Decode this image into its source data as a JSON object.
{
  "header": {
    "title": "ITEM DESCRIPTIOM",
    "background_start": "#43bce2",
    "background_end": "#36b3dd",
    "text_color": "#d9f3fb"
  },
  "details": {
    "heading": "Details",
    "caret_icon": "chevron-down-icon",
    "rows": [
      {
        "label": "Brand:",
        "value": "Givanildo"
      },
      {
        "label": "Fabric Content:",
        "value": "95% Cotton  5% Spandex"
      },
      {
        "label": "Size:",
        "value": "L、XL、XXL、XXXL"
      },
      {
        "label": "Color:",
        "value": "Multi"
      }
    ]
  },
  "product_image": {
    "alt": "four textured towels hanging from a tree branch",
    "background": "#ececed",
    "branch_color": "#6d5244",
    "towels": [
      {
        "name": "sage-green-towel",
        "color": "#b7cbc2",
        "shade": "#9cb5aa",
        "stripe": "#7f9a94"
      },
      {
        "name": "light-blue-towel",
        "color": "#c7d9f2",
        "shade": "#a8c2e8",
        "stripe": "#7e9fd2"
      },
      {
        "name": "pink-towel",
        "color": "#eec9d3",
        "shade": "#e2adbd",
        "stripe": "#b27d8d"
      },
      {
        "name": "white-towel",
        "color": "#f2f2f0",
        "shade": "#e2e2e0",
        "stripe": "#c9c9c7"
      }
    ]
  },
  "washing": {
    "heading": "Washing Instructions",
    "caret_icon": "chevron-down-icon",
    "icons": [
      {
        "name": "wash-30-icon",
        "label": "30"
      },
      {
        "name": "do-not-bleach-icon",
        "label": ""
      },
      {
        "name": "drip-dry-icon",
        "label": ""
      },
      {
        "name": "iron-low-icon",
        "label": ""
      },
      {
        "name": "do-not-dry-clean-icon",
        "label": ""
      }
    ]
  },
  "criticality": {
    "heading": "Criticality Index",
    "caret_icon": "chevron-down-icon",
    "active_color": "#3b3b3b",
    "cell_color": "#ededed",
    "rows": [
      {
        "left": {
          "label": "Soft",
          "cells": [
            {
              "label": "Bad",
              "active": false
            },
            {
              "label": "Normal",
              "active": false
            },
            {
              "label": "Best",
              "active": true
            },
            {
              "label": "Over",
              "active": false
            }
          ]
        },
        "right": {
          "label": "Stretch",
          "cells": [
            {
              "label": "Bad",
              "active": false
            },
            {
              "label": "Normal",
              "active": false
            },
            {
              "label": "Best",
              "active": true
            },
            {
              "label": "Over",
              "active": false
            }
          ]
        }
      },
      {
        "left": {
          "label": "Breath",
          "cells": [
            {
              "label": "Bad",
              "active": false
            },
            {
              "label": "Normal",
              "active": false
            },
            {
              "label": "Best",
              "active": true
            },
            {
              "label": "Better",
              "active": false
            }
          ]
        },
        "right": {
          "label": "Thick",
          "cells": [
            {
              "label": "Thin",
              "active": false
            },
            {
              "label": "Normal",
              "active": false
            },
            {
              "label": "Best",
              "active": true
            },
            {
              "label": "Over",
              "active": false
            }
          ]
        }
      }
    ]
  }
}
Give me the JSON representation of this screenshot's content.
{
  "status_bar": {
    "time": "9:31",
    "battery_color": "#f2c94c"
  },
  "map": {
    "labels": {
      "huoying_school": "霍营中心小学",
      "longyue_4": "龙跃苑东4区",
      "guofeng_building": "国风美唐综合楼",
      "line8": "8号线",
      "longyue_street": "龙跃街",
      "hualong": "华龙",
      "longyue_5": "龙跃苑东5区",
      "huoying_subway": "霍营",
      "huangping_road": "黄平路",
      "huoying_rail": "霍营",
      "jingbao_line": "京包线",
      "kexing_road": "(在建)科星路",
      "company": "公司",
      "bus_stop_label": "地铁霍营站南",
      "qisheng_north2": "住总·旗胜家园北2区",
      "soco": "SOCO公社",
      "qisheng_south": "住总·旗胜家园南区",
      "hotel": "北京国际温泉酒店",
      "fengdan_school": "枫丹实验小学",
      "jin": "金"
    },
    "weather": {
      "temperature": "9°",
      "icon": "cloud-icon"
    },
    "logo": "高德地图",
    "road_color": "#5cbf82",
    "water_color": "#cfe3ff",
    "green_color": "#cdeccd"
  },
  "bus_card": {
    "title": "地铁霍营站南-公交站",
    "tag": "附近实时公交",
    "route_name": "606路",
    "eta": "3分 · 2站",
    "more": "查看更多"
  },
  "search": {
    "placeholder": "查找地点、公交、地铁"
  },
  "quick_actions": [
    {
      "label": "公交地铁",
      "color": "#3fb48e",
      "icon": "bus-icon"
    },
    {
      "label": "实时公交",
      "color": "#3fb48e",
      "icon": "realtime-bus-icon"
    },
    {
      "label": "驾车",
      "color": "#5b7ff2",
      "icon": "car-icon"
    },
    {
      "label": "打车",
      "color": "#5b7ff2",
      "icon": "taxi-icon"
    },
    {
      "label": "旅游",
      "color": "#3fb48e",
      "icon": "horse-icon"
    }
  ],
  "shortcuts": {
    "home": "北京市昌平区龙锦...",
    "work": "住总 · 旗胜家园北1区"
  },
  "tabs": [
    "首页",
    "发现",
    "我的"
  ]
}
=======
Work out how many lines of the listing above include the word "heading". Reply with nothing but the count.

3